From the Irish Examiner, 3 November 1941:
“After eight days in a lifeboat, following the torpedoing off the West African coast of a Dutch ship in which he was travelling, Mr Robert Lindsay Sandes, a Dublin barrister who has been practising in South Africa for a number of years, was picked up and taken to Konakri, capital of French Guinea. He has now been handed over to officials of British Gambia, says the Associated Press. Mr Sandes, who was formerly well-know in Dublin legal circles, is a barrister-at-law of King’s Inns, Dublin, and Gray’s Inn, London. He was an advocate in the Supreme Court in South Africa. He is the author of the legal work entitled: Criminal Procedure and Evidence,’ which reached a second edition.”
Robert Lindsay Sandes BL had previously come to prominence in June 1926 when he acted as a Deputy District Court Judge in Donegal while the local District Court Judge was on holiday. This promotion to locum tenens initially caused some perplexity, not just because the appointment itself was unusual, but because of the appointee’s presumed lack of association with the new regime. Pondering the point, the Derry Journal whimsically remarked regarding Sandes that
“He may, of course, have done a bit in the ‘Tan’ war, though his name has not exactly a mise le meas flavour about it. But perhaps Mr Sandes is a very modest man who figured in many an ambush up the country… perhaps he was even in the GPO in Easter Week, but has been too bashful to tell the world… for whereas only a few handful of men where thought to be associated with the fight in the GPO in 1916, vast numbers have now manfully come forward and admitted their connection with that exploit… Owing to the smoke and flames that enveloped the burning building it is quite obvious that a great many of them could not have been seen…”
Sandes did not remain long in Donegal, departing on Judge Walsh’s return, but the following review of the first edition of his Criminal Procedure textbook from the same newspaper of August 1930 is testimony to his popularity during his brief time there.

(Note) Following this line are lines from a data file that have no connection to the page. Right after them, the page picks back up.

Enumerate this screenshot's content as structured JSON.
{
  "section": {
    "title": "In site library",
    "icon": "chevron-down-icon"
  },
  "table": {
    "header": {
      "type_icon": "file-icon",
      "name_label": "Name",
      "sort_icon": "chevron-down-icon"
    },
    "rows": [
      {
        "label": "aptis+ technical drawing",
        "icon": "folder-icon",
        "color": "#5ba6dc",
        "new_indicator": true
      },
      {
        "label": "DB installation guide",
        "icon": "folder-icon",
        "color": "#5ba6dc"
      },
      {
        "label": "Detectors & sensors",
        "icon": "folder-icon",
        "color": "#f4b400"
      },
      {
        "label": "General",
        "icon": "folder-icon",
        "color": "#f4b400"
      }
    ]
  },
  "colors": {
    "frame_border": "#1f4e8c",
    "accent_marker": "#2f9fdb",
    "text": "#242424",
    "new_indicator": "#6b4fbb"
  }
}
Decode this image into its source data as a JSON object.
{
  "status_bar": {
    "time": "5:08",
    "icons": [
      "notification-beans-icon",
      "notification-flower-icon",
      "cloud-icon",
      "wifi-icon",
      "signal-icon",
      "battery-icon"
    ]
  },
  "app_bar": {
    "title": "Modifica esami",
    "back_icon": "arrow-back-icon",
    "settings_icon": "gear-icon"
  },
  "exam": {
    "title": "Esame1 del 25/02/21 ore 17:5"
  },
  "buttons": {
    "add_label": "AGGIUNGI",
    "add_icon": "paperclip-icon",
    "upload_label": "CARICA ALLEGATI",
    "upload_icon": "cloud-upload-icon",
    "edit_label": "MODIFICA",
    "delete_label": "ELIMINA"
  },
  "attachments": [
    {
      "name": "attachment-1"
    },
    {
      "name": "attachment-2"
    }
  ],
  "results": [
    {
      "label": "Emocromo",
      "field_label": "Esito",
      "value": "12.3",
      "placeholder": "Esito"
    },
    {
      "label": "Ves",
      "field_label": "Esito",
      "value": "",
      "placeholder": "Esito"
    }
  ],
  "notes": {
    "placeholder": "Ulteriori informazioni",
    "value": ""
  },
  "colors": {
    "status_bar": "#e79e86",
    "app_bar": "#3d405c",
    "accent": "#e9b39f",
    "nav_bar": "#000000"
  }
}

“It is said that ‘somewhere in Ireland there is a a justice of the District Court of Saorstát Eireann who is kept right in matters of law by his motor driver; and to the list of queries, which this useful functionary is wont to put to his perplexed master, when they are packing the bag on a court morning, the driver now always takes care to add the very important one – ‘have you Sandes with you all right? ‘ The reference is to a very handsome and comprehensive book entitled Criminal Practice, Procedure and Evidence in the Irish Free State, written by the facile pen of Robert Lindsay Sandes, well know to Donegal people as a very capable and broadminded and sympathetic Deputy Justice of the District Court. This wise and learned chauffeur, drawing on his long and varied experience of ‘coorts’ is evidently of opinion that it is not safe to allow any Justice to mount the Bench without having Mr Sandes most useful book at his hand. I am inclined to agree with him – except that I would go further and like to see it in the hands of every District Court Clerk, every Garda officer, and every sergeant or other Garda who really wants to learn his job and to secure his advancement. Above all, I would like to see the volume in the office of every solicitor, who has ever to appear at a District Court or to handle a criminal case before any of our tribunals.”

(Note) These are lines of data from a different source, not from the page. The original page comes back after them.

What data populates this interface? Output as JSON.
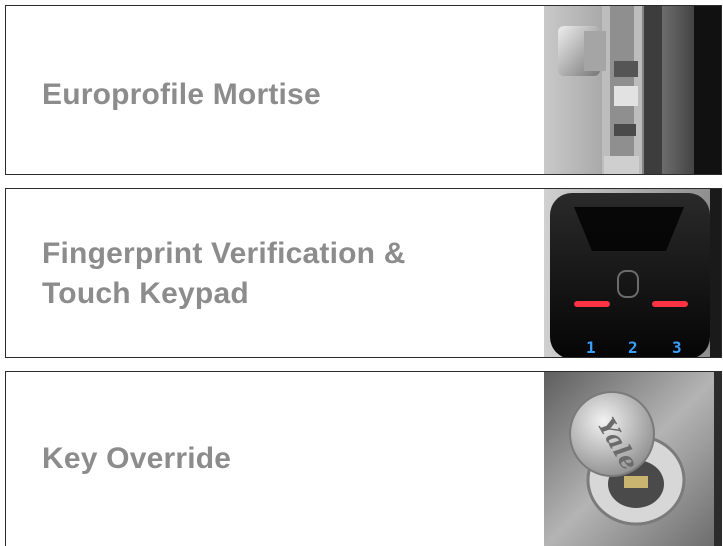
{
  "features": [
    {
      "label": "Europrofile Mortise",
      "image": "mortise-lock-photo"
    },
    {
      "label": "Fingerprint Verification & Touch Keypad",
      "label_line1": "Fingerprint Verification &",
      "label_line2": "Touch Keypad",
      "image": "fingerprint-keypad-photo"
    },
    {
      "label": "Key Override",
      "image": "key-override-photo",
      "brand": "Yale"
    }
  ],
  "keypad_digits": [
    "1",
    "2",
    "3"
  ],
  "colors": {
    "label": "#8c8c8c",
    "border": "#2b2b2b",
    "keypad_glow": "#3aa0ff",
    "indicator_red": "#ff3344"
  }
}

We find Robert Lindsay Sandes back in Ireland again in August 1950 as a witness at a bigamy trial in Ennis Circuit Court, giving expert evidence regarding the validity of an English marriage. The marriage may have been English, but the accused’s defence was uniquely Irish – he claimed to have separated from his first wife after being visited by the ghost of her deceased father.

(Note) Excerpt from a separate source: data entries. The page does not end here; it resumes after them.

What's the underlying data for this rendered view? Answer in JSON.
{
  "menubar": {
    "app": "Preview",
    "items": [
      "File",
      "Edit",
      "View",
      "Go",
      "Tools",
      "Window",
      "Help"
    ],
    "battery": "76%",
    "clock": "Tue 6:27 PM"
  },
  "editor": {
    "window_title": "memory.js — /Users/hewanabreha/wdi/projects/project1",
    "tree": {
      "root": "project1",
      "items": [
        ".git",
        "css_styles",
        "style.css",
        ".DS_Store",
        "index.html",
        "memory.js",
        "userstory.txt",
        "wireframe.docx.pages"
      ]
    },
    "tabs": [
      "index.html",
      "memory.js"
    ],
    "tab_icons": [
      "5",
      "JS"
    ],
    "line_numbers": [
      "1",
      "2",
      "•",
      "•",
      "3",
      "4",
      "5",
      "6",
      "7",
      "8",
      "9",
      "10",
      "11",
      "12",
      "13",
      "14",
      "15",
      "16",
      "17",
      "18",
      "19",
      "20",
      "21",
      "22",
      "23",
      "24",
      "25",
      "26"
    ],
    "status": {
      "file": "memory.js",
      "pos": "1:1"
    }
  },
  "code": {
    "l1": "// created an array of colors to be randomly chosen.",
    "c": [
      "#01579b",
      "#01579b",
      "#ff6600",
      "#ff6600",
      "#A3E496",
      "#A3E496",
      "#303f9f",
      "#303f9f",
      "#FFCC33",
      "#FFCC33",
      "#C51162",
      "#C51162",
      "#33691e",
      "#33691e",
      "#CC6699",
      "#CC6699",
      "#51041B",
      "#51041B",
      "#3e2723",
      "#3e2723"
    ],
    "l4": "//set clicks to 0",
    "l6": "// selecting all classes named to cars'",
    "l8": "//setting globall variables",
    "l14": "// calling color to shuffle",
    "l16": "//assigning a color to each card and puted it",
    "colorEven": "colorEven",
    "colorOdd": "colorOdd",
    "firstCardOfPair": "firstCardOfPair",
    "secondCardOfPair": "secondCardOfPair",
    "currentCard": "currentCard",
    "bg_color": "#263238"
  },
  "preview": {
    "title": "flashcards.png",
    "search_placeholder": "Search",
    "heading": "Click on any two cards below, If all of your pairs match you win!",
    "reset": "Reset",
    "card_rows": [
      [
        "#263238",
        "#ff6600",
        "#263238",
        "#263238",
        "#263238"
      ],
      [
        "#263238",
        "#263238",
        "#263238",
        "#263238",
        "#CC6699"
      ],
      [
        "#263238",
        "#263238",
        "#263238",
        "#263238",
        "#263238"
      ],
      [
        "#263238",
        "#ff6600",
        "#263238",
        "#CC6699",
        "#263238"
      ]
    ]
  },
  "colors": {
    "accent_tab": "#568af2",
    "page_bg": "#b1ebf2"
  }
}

Sandes himself married late in life in 1940, decades after his call to the Bar, to an Irish rector’s daughter. It is not reported whether or not she was with him during his Atlantic adventure. A third edition of his text came out in 1951, which continues to be referenced in a number of recent textbooks as well as in the report of the Morris Tribunal. Whoever would have guessed at its author’s wartime experience!